Instructions for the task: If a line in the material below has the word "number", copy it.

··········

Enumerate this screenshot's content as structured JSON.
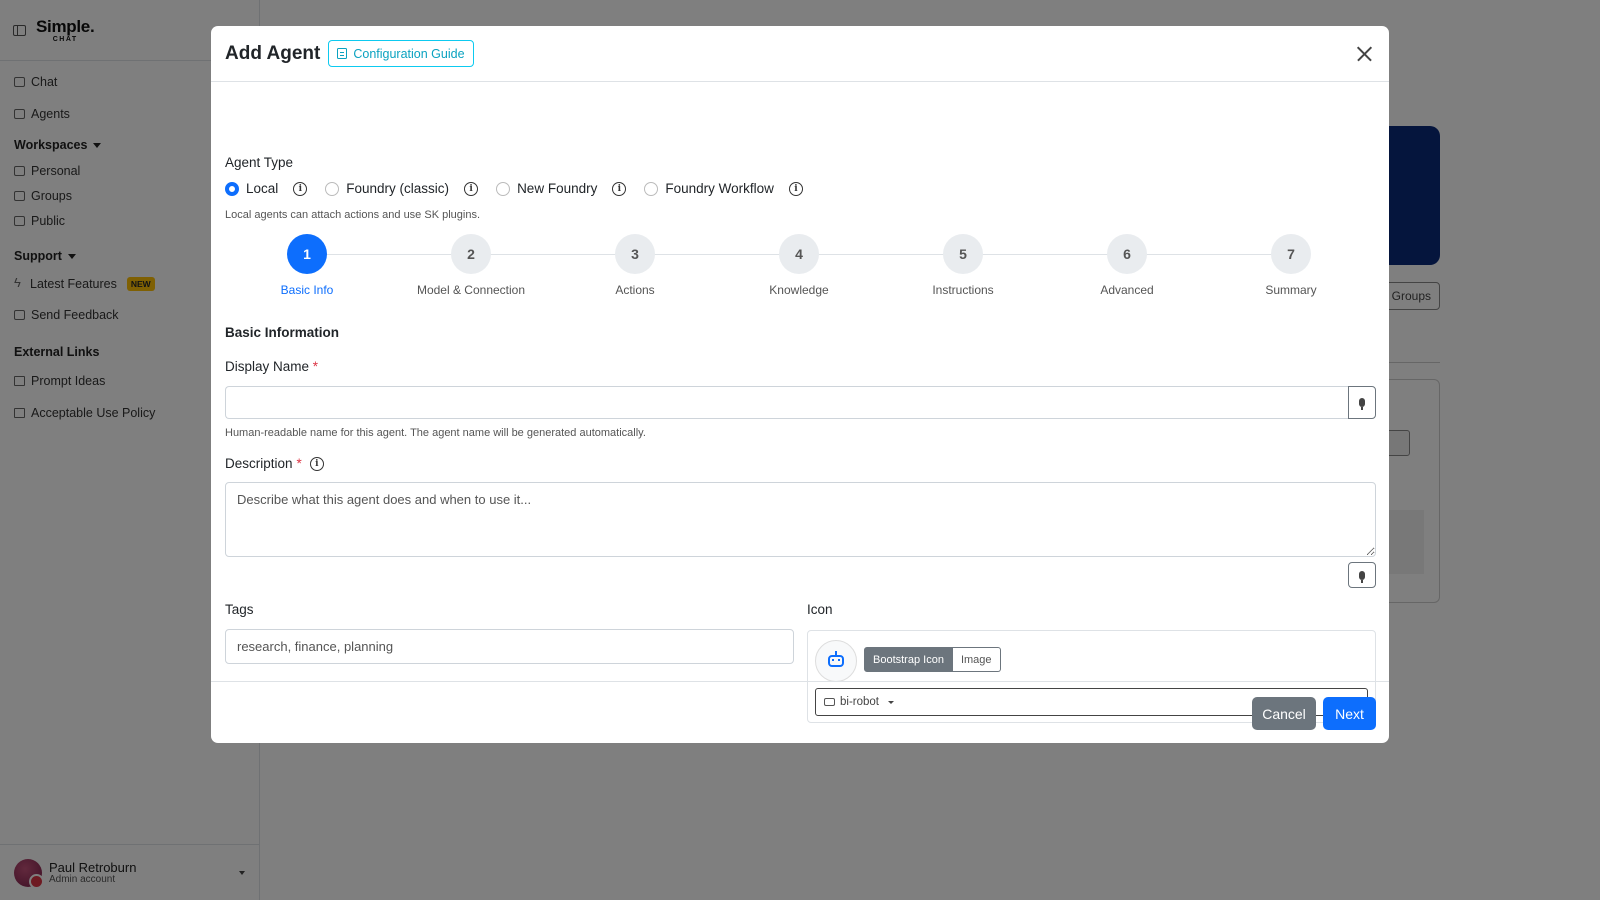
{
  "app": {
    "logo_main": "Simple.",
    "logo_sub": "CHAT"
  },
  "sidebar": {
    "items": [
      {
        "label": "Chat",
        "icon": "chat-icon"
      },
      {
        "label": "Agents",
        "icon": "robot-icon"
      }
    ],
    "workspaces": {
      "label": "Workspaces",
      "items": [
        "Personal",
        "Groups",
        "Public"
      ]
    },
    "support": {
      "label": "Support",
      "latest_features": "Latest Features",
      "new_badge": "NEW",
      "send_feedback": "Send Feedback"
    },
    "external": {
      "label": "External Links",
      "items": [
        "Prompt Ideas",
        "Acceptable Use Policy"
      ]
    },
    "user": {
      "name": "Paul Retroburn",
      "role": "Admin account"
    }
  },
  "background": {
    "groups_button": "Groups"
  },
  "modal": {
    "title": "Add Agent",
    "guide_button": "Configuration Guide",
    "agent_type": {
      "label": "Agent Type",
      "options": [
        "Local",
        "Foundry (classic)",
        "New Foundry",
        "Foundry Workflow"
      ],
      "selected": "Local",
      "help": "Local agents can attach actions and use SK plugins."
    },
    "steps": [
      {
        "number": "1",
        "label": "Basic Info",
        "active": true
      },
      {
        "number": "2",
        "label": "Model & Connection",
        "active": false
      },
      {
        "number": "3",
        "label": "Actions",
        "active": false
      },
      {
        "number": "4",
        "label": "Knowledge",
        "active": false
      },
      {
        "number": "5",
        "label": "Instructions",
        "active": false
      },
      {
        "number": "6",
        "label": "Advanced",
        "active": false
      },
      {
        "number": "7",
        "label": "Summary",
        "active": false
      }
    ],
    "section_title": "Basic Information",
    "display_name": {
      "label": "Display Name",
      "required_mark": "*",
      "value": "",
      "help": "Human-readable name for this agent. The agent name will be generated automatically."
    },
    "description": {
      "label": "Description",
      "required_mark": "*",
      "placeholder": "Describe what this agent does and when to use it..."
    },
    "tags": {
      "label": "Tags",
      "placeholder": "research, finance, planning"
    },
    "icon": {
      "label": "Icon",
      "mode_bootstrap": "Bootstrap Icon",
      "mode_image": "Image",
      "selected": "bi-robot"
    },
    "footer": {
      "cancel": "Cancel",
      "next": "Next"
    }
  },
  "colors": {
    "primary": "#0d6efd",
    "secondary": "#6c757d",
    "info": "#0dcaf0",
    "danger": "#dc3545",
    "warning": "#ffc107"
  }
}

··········

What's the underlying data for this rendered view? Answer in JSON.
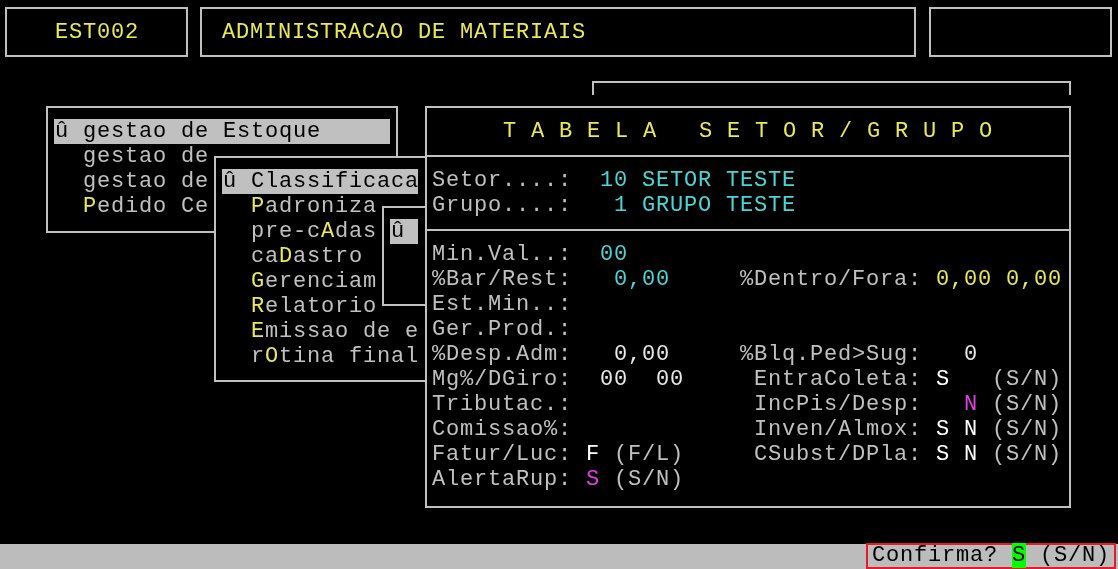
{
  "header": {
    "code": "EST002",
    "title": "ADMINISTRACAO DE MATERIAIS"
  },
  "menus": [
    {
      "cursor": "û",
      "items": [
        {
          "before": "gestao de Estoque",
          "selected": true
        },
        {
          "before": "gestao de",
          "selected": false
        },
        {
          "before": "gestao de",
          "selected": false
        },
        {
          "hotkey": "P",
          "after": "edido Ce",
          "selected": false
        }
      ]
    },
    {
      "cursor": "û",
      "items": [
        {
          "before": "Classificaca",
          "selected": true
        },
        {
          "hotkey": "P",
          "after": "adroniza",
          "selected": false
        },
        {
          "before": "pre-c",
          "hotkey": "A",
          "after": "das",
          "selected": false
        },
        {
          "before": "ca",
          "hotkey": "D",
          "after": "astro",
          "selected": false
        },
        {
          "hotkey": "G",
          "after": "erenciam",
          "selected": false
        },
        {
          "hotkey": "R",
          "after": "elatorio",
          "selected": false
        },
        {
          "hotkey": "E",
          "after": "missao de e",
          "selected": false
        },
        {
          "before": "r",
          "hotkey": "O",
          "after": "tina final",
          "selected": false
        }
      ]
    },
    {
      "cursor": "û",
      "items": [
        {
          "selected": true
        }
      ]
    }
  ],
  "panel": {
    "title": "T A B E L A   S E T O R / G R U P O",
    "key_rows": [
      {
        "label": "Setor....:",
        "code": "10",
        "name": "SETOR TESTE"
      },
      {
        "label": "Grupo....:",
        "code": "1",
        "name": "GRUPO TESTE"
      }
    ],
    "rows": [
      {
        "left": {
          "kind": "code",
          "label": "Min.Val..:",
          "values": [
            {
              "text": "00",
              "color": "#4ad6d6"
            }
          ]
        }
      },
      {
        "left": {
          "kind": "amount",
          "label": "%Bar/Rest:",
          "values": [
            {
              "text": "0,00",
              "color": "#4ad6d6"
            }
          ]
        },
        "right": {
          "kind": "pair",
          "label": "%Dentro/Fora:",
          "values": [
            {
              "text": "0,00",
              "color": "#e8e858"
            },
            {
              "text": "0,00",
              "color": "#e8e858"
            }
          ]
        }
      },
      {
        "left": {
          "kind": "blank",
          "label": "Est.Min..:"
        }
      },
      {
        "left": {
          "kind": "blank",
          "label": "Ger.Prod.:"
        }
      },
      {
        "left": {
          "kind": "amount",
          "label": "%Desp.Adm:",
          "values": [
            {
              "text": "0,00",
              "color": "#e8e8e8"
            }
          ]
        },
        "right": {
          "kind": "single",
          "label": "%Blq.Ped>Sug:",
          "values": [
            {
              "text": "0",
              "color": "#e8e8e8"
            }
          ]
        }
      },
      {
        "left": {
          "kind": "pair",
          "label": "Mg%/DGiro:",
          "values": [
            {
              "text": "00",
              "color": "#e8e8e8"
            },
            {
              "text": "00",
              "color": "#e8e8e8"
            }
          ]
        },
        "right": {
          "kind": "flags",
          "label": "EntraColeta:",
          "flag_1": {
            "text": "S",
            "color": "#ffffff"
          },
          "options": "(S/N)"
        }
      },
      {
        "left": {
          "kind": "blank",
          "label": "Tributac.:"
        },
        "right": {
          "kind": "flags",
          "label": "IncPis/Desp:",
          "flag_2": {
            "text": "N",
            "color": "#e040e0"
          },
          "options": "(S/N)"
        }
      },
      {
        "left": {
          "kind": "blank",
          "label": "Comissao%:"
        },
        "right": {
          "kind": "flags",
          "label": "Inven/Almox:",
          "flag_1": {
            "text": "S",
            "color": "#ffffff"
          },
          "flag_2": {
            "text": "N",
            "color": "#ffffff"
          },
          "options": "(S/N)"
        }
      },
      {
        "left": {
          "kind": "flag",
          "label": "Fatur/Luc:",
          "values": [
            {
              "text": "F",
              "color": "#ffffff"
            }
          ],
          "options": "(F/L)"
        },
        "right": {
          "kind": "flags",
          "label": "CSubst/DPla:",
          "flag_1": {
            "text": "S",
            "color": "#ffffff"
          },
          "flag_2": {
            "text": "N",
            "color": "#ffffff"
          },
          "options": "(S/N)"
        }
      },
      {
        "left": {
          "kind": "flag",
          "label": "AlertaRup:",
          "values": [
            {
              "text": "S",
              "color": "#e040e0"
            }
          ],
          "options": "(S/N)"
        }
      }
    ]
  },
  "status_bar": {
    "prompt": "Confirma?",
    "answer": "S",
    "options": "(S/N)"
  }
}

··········

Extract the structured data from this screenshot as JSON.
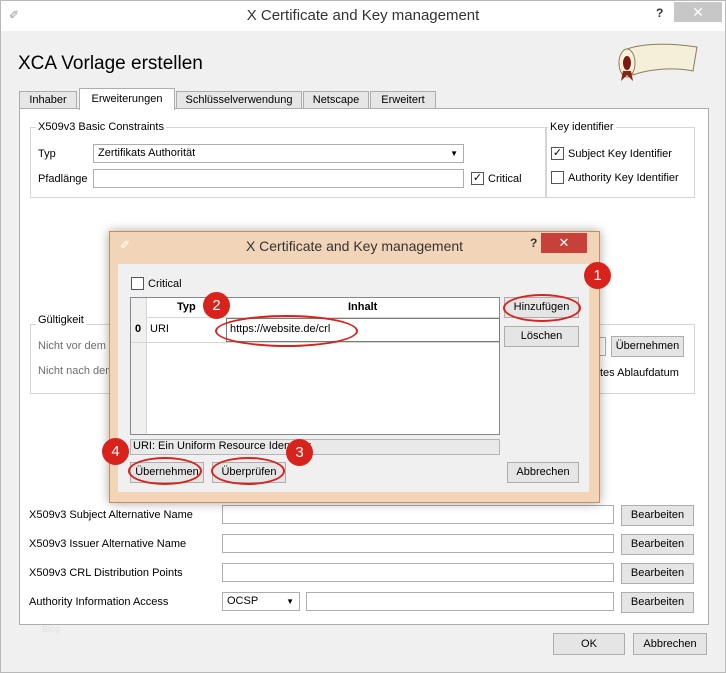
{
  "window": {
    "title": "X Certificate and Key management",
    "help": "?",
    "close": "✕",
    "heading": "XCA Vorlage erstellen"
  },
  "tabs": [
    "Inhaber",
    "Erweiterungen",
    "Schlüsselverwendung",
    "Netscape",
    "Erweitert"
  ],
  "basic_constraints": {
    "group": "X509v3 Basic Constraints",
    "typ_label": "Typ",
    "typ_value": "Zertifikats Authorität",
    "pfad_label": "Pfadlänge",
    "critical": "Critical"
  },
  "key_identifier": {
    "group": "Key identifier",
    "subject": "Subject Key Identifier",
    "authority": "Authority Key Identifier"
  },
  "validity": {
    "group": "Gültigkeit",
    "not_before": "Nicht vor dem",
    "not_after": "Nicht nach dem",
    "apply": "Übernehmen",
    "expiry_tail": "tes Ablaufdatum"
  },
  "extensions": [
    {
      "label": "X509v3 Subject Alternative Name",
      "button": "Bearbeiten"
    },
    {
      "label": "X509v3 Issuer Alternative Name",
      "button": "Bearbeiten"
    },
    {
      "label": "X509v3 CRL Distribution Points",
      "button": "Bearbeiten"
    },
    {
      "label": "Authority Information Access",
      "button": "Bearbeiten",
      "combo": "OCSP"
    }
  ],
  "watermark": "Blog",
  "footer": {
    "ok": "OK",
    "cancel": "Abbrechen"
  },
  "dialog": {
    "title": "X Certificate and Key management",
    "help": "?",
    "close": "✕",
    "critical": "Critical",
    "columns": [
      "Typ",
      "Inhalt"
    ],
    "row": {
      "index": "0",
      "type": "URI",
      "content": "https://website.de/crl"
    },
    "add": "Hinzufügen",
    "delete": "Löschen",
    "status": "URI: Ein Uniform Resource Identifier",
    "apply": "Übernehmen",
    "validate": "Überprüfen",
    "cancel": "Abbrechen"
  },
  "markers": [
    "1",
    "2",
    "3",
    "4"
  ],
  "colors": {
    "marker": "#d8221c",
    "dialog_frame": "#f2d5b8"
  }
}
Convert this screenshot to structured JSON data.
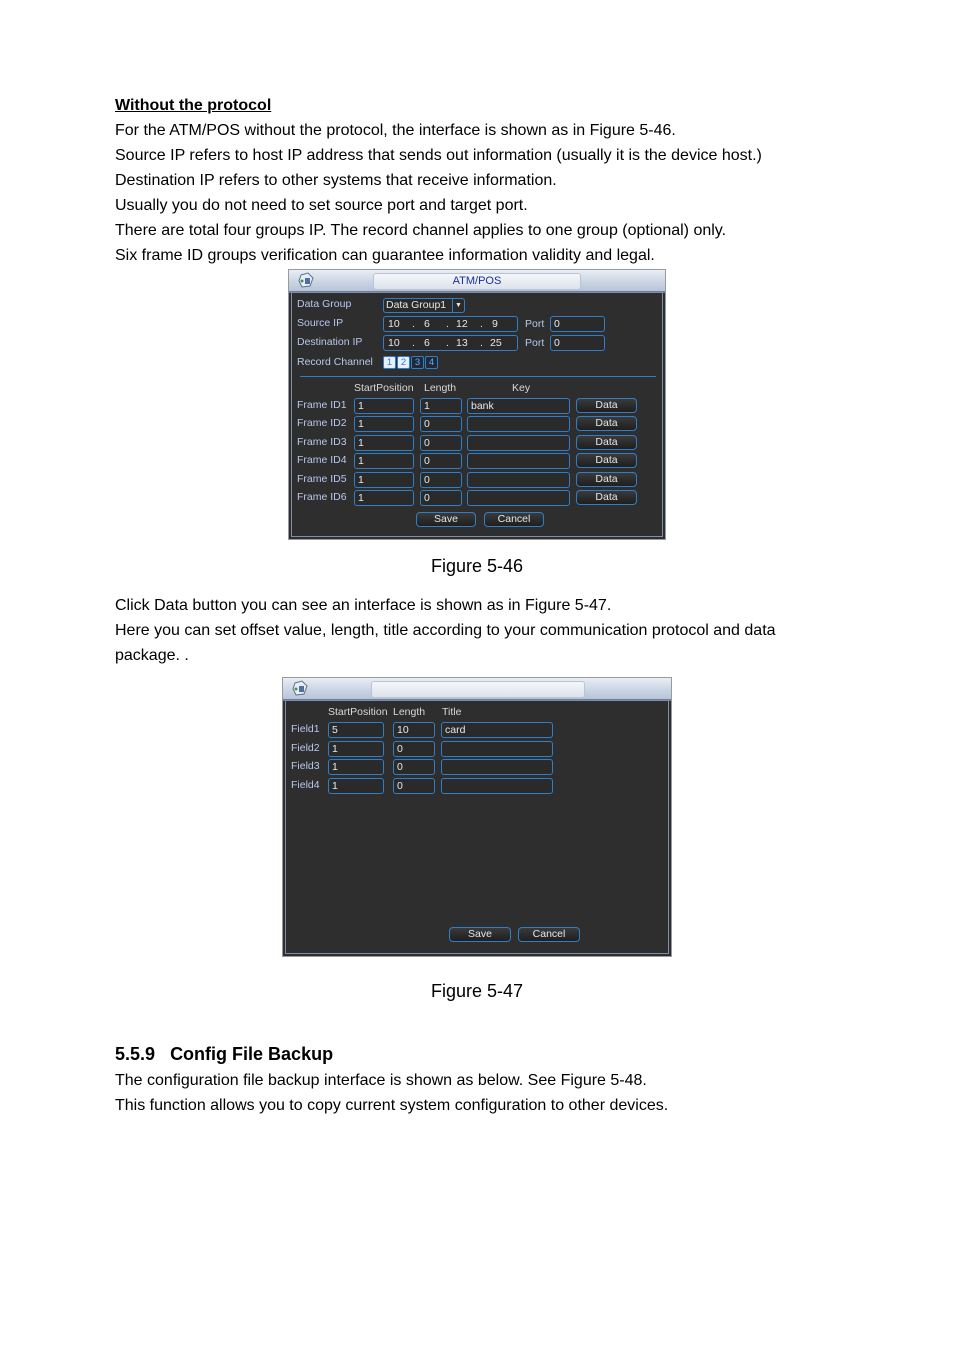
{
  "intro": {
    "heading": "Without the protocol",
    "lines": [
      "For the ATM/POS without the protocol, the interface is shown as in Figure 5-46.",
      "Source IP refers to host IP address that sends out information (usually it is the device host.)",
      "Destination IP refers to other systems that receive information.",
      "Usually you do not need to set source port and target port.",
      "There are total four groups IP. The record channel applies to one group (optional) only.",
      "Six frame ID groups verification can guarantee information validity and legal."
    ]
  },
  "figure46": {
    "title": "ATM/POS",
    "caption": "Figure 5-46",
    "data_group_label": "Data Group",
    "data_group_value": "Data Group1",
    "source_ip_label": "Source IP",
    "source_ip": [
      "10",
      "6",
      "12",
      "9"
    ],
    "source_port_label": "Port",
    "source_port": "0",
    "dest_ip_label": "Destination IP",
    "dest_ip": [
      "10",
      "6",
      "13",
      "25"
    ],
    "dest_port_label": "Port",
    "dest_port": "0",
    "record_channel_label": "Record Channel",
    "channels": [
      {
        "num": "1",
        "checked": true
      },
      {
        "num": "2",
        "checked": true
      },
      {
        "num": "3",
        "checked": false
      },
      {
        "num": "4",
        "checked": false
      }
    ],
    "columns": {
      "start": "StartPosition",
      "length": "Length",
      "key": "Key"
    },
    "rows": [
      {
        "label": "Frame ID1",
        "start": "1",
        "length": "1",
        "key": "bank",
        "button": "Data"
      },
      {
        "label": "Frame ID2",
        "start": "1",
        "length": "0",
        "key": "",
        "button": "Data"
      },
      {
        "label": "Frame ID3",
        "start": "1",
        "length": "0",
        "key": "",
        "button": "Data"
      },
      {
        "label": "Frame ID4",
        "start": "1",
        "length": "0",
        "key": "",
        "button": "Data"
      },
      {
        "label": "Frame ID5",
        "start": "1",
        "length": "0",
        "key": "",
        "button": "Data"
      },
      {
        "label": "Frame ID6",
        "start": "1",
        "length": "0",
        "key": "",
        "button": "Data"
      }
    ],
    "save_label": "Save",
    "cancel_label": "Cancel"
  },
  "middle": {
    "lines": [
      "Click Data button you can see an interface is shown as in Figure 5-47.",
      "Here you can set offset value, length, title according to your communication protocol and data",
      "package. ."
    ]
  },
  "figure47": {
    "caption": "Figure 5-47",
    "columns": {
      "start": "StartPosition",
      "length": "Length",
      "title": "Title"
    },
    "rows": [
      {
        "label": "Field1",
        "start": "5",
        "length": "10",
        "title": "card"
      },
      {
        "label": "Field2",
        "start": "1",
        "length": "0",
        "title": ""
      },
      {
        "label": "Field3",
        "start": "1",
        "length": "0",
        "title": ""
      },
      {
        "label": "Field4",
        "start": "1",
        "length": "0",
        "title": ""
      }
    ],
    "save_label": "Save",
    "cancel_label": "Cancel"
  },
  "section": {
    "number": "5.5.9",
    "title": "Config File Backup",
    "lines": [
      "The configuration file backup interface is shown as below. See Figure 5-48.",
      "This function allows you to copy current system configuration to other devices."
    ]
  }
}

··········

Solution:
        "number": "1",
        "number": "2",
        "number": "3",
        "number": "4",
        "number": "5",
        "number": "6",
        "number": "7",
    "number": "5.5.9",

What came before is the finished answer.